### In Task 8 in Lab 3, you wrote a program to encode a file with character to a file with ASCII code number. Write decoding program which covert output of Task 8 in Lab 3 to original input file.
# Task 2
### Write a C main function that takes one command-line argument, the name of an input file. The input file contains exactly one integer spread out over a single line of up to 80 characters. For example, the integer 3579 is embedded in the line az3mqrm5t?7!z*&gqmzt9v. Your program uses system calls to do the following:
#### a. open and read the input file, accumulating the discovered digit characters into a character array (string).
#### b. Convert the string to an integer./taskdr (do not use atoi function).
#### c. Add 10 to the integer
#### d. convert the sum back to a string (using function convIntToStr)
#### e. make a system call to write the string to standard output.
# Task 3
### Write a C-function int palind(int fd1, int fd2) that takes two independent file descriptors fd1 and fd2 that are already opened to the same file. The function palind() uses lseek to scan the file and returns 1 if the file contains a palindrome (reads the same forward and reverse) and 0 if not. You may assume that the file is well-formed and contains just lower-case alphabetic characters on a single line. You also need write a main function to test your palind() function works properly. The main function accept a file name as a argument. The main() function open the file once and create duplicate file descriptor. And call the function palind() to check whether the file contains palindrome or not.

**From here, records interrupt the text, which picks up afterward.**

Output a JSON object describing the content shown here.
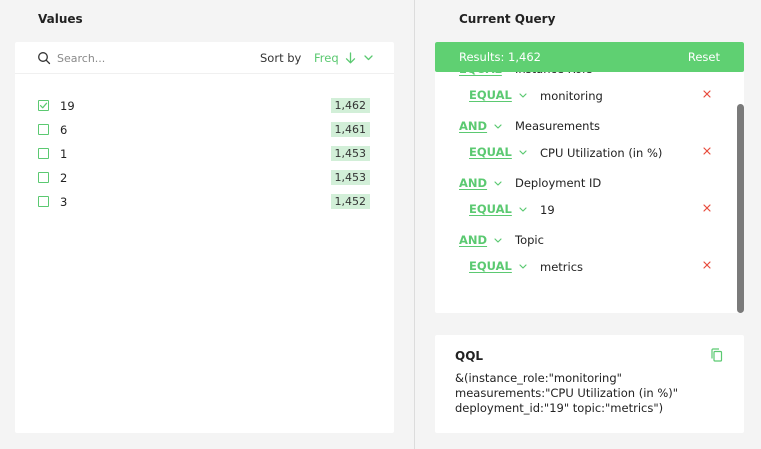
{
  "values_panel": {
    "title": "Values",
    "search": {
      "placeholder": "Search...",
      "value": ""
    },
    "sort_label": "Sort by",
    "sort_value": "Freq",
    "items": [
      {
        "label": "19",
        "count": "1,462",
        "checked": true
      },
      {
        "label": "6",
        "count": "1,461",
        "checked": false
      },
      {
        "label": "1",
        "count": "1,453",
        "checked": false
      },
      {
        "label": "2",
        "count": "1,453",
        "checked": false
      },
      {
        "label": "3",
        "count": "1,452",
        "checked": false
      }
    ]
  },
  "query_panel": {
    "title": "Current Query",
    "results_text": "Results: 1,462",
    "reset_label": "Reset",
    "clauses": [
      {
        "logic": "EQUAL",
        "field": "Instance Role",
        "match": "EQUAL",
        "value": "monitoring"
      },
      {
        "logic": "AND",
        "field": "Measurements",
        "match": "EQUAL",
        "value": "CPU Utilization (in %)"
      },
      {
        "logic": "AND",
        "field": "Deployment ID",
        "match": "EQUAL",
        "value": "19"
      },
      {
        "logic": "AND",
        "field": "Topic",
        "match": "EQUAL",
        "value": "metrics"
      }
    ]
  },
  "qql_panel": {
    "title": "QQL",
    "lines": [
      "&(instance_role:\"monitoring\"",
      "measurements:\"CPU Utilization (in %)\"",
      "deployment_id:\"19\" topic:\"metrics\")"
    ]
  },
  "colors": {
    "accent": "#5bc971",
    "results_bar": "#5fd072",
    "count_badge": "#d2efd8",
    "remove": "#e84c3d",
    "panel_bg": "#f4f4f4",
    "card_bg": "#ffffff"
  },
  "icons": {
    "search": "search-icon",
    "sort_direction": "arrow-down-icon",
    "dropdown": "chevron-down-icon",
    "check": "check-icon",
    "remove": "close-icon",
    "copy": "copy-icon"
  }
}
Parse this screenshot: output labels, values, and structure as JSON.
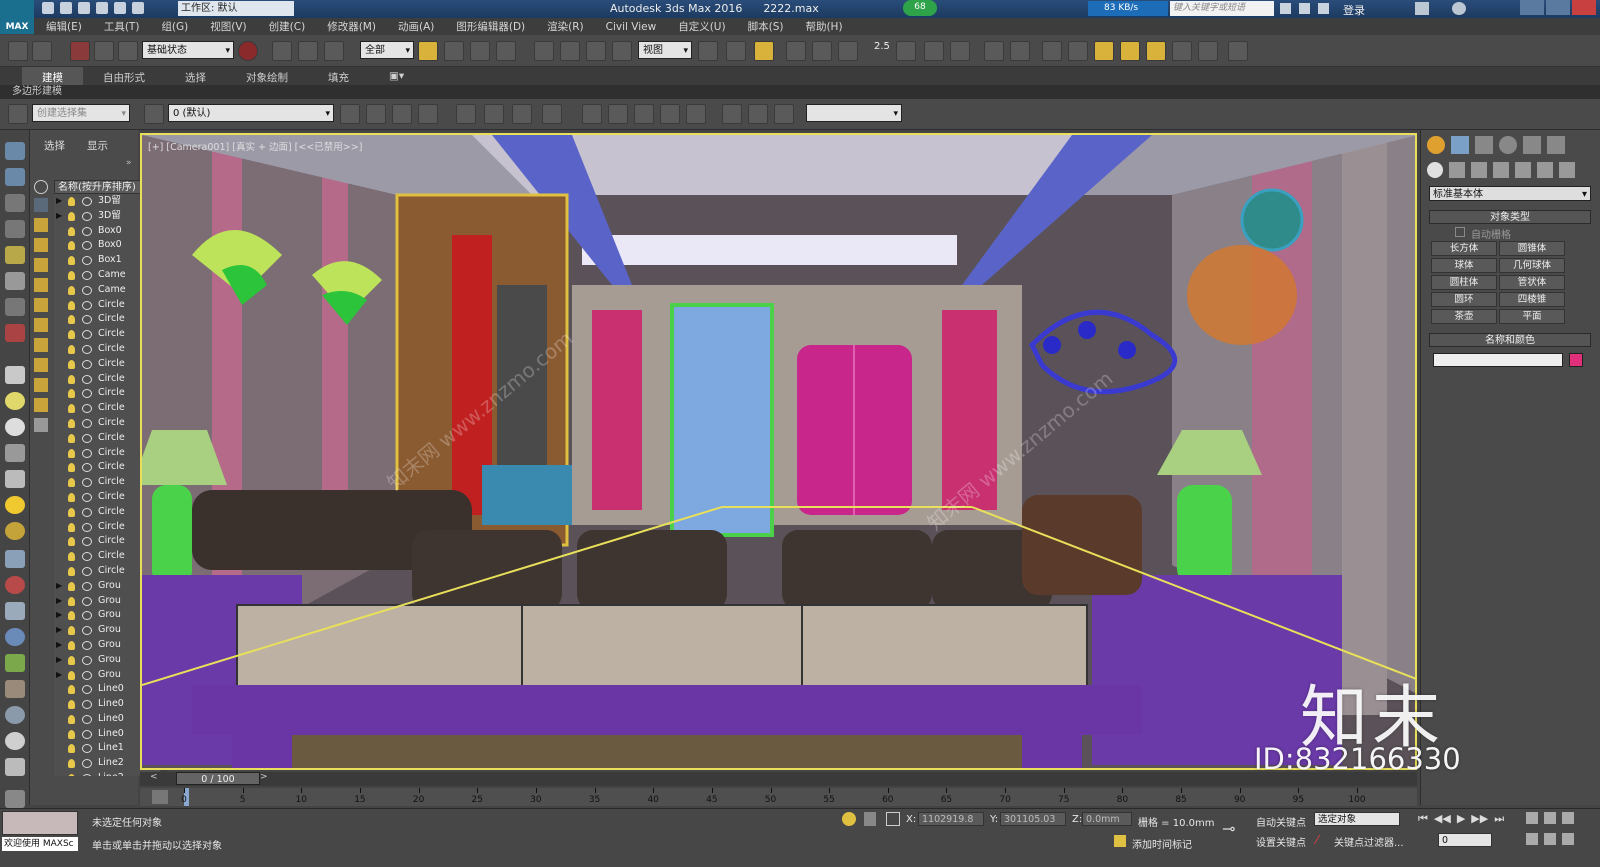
{
  "titlebar": {
    "logo": "MAX",
    "workspace": "工作区: 默认",
    "app_title": "Autodesk 3ds Max 2016",
    "file_name": "2222.max",
    "badge": "68",
    "net_speed": "83 KB/s",
    "search_placeholder": "键入关键字或短语",
    "login": "登录"
  },
  "menu": [
    "编辑(E)",
    "工具(T)",
    "组(G)",
    "视图(V)",
    "创建(C)",
    "修改器(M)",
    "动画(A)",
    "图形编辑器(D)",
    "渲染(R)",
    "Civil View",
    "自定义(U)",
    "脚本(S)",
    "帮助(H)"
  ],
  "toolbar": {
    "selection_set": "基础状态",
    "filter": "全部",
    "ref_coord": "视图",
    "snap_value": "2.5"
  },
  "ribbon": {
    "tabs": [
      "建模",
      "自由形式",
      "选择",
      "对象绘制",
      "填充"
    ],
    "active": "建模",
    "sub": "多边形建模"
  },
  "toolbar2": {
    "named_sel": "创建选择集",
    "layer": "0 (默认)"
  },
  "explorer": {
    "tabs": [
      "选择",
      "显示"
    ],
    "header": "名称(按升序排序)",
    "items": [
      "3D留",
      "3D留",
      "Box0",
      "Box0",
      "Box1",
      "Came",
      "Came",
      "Circle",
      "Circle",
      "Circle",
      "Circle",
      "Circle",
      "Circle",
      "Circle",
      "Circle",
      "Circle",
      "Circle",
      "Circle",
      "Circle",
      "Circle",
      "Circle",
      "Circle",
      "Circle",
      "Circle",
      "Circle",
      "Circle",
      "Grou",
      "Grou",
      "Grou",
      "Grou",
      "Grou",
      "Grou",
      "Grou",
      "Line0",
      "Line0",
      "Line0",
      "Line0",
      "Line1",
      "Line2",
      "Line2"
    ],
    "frames": "0 / 100"
  },
  "viewport": {
    "label": "[+] [Camera001] [真实 + 边面] [<<已禁用>>]"
  },
  "command_panel": {
    "category": "标准基本体",
    "object_type_title": "对象类型",
    "autogrid": "自动栅格",
    "buttons": [
      "长方体",
      "圆锥体",
      "球体",
      "几何球体",
      "圆柱体",
      "管状体",
      "圆环",
      "四棱锥",
      "茶壶",
      "平面"
    ],
    "name_color_title": "名称和颜色",
    "object_color": "#e0307a"
  },
  "timeline": {
    "ticks": [
      0,
      5,
      10,
      15,
      20,
      25,
      30,
      35,
      40,
      45,
      50,
      55,
      60,
      65,
      70,
      75,
      80,
      85,
      90,
      95,
      100
    ]
  },
  "status": {
    "welcome": "欢迎使用 MAXSc",
    "message1": "未选定任何对象",
    "message2": "单击或单击并拖动以选择对象",
    "x_label": "X:",
    "x_value": "1102919.8",
    "y_label": "Y:",
    "y_value": "301105.03",
    "z_label": "Z:",
    "z_value": "0.0mm",
    "grid": "栅格 = 10.0mm",
    "add_time_tag": "添加时间标记",
    "auto_key": "自动关键点",
    "set_key": "设置关键点",
    "selected_object": "选定对象",
    "key_filters": "关键点过滤器...",
    "frame": "0"
  },
  "watermark": {
    "logo": "知末",
    "id": "ID:832166330",
    "diag": "知末网 www.znzmo.com"
  },
  "colors": {
    "viewport_border": "#e8e05a",
    "ui_dark": "#4a4a4a"
  }
}
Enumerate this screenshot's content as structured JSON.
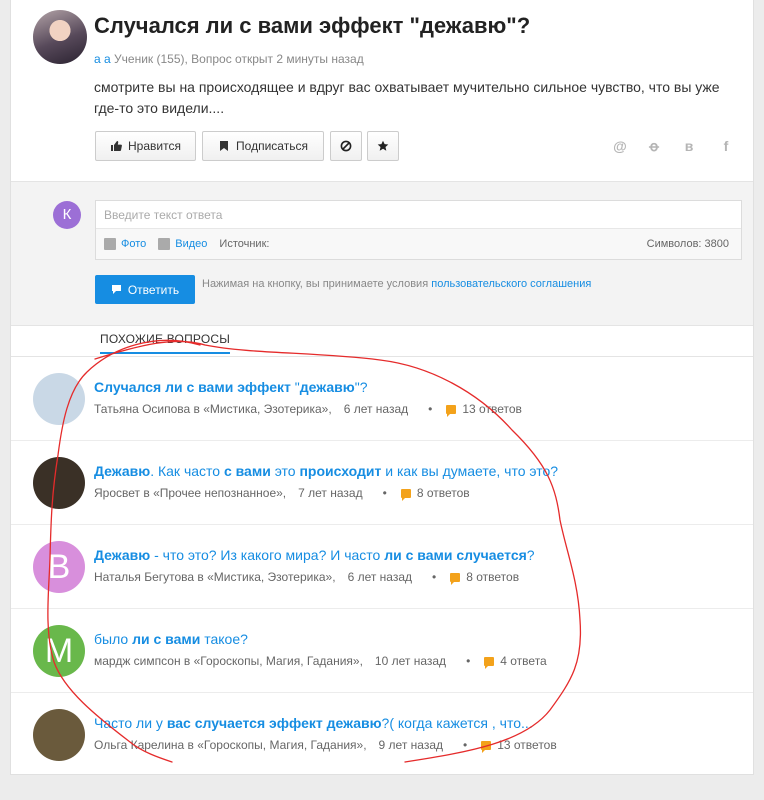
{
  "question": {
    "title": "Случался ли с вами эффект \"дежавю\"?",
    "author": "а а",
    "meta": "Ученик (155), Вопрос открыт 2 минуты назад",
    "text": "смотрите вы на происходящее и вдруг вас охватывает мучительно сильное чувство, что вы уже где-то это видели...."
  },
  "actions": {
    "like_label": "Нравится",
    "subscribe_label": "Подписаться"
  },
  "share_icons": [
    "at-icon",
    "odnoklassniki-icon",
    "vk-icon",
    "facebook-icon"
  ],
  "share_glyphs": {
    "at": "@",
    "ok": "ꝋ",
    "vk": "в",
    "fb": "f"
  },
  "answer": {
    "user_initial": "К",
    "placeholder": "Введите текст ответа",
    "photo_label": "Фото",
    "video_label": "Видео",
    "source_label": "Источник:",
    "counter": "Символов: 3800",
    "submit_label": "Ответить",
    "terms_prefix": "Нажимая на кнопку, вы принимаете условия",
    "terms_link": "пользовательского соглашения"
  },
  "similar": {
    "tab_label": "ПОХОЖИЕ ВОПРОСЫ",
    "items": [
      {
        "q": [
          {
            "t": "Случался ли с вами эффект ",
            "b": true
          },
          {
            "t": "\"",
            "b": false
          },
          {
            "t": "дежавю",
            "b": true
          },
          {
            "t": "\"?",
            "b": false
          }
        ],
        "author": "Татьяна Осипова в «Мистика, Эзотерика»,",
        "time": "6 лет назад",
        "answers": "13 ответов",
        "avatar_letter": "",
        "avatar_color": "#c9d8e6"
      },
      {
        "q": [
          {
            "t": "Дежавю",
            "b": true
          },
          {
            "t": ". Как часто ",
            "b": false
          },
          {
            "t": "с вами",
            "b": true
          },
          {
            "t": " это ",
            "b": false
          },
          {
            "t": "происходит",
            "b": true
          },
          {
            "t": " и как вы думаете, что это?",
            "b": false
          }
        ],
        "author": "Яросвет в «Прочее непознанное»,",
        "time": "7 лет назад",
        "answers": "8 ответов",
        "avatar_letter": "",
        "avatar_color": "#3a3026"
      },
      {
        "q": [
          {
            "t": "Дежавю",
            "b": true
          },
          {
            "t": " - что это? Из какого мира? И часто ",
            "b": false
          },
          {
            "t": "ли с вами случается",
            "b": true
          },
          {
            "t": "?",
            "b": false
          }
        ],
        "author": "Наталья Бегутова в «Мистика, Эзотерика»,",
        "time": "6 лет назад",
        "answers": "8 ответов",
        "avatar_letter": "В",
        "avatar_color": "#d88fdc"
      },
      {
        "q": [
          {
            "t": "было ",
            "b": false
          },
          {
            "t": "ли с вами",
            "b": true
          },
          {
            "t": " такое?",
            "b": false
          }
        ],
        "author": "мардж симпсон в «Гороскопы, Магия, Гадания»,",
        "time": "10 лет назад",
        "answers": "4 ответа",
        "avatar_letter": "М",
        "avatar_color": "#69b84b"
      },
      {
        "q": [
          {
            "t": "Часто ли у ",
            "b": false
          },
          {
            "t": "вас случается эффект дежавю",
            "b": true
          },
          {
            "t": "?( когда кажется , что...",
            "b": false
          }
        ],
        "author": "Ольга Карелина в «Гороскопы, Магия, Гадания»,",
        "time": "9 лет назад",
        "answers": "13 ответов",
        "avatar_letter": "",
        "avatar_color": "#6a5a3c"
      }
    ]
  },
  "colors": {
    "accent": "#168de2",
    "counter_icon": "#f3a21b",
    "annotation_stroke": "#e52b2b"
  }
}
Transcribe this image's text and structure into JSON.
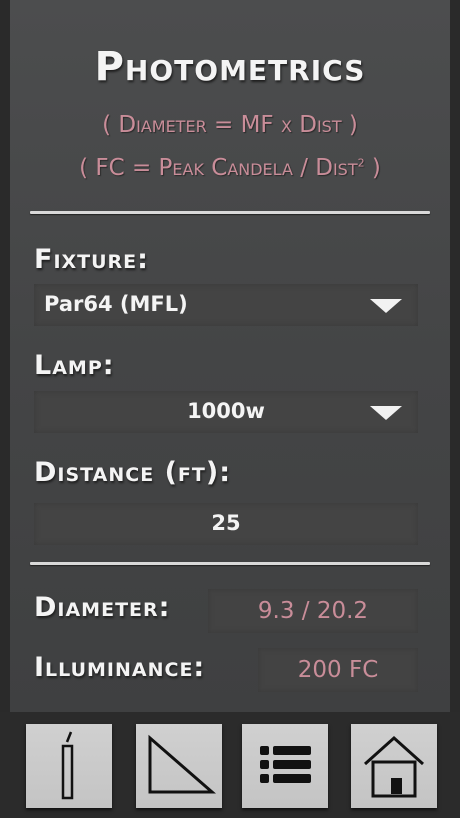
{
  "header": {
    "title": "Photometrics",
    "formula_diameter": "( Diameter = MF x Dist )",
    "formula_fc_prefix": "( FC = Peak Candela / Dist",
    "formula_fc_sup": "2",
    "formula_fc_suffix": " )"
  },
  "inputs": {
    "fixture_label": "Fixture:",
    "fixture_value": "Par64 (MFL)",
    "lamp_label": "Lamp:",
    "lamp_value": "1000w",
    "distance_label": "Distance (ft):",
    "distance_value": "25"
  },
  "results": {
    "diameter_label": "Diameter:",
    "diameter_value": "9.3 / 20.2",
    "illuminance_label": "Illuminance:",
    "illuminance_value": "200 FC"
  },
  "toolbar": {
    "buttons": [
      "pencil-icon",
      "triangle-icon",
      "list-icon",
      "home-icon"
    ]
  },
  "colors": {
    "accent": "#c98d99",
    "panel": "#474849",
    "text": "#f4f4f4"
  }
}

# Task 4 (hello.c)
### Write a simple program called hello.c and compile it and create executable file named hello. Write a C program for sequence of following task.
#### By using system call, build following directory structure (\home\dir1 and \home\dir2\dir21).
#### By using system calls, copy hello file under ~/Dir2/Dir21/
#### By using system calls, make a symbolic link named toDir21 to directory Dir21
#### By using system calls, make a symbolic link named toHello to executable file ~/Dir21/hello
# Task 5 (MyMv.c)
### Write your own mv named MyMv: By using bash command mv, you can move a file from current directory to another directory. Write your own mv called MyMv by using system calls link() and unlink(). Your program named MyMv can move a file from a current directory to a directory. Your program receives two arguments: file name and path to a directory where the file need to move, or file name and path to directory with a file name. If the second argument is a directory, move a file to the directory. If the second argument is not a directory, move file to directory as a file name.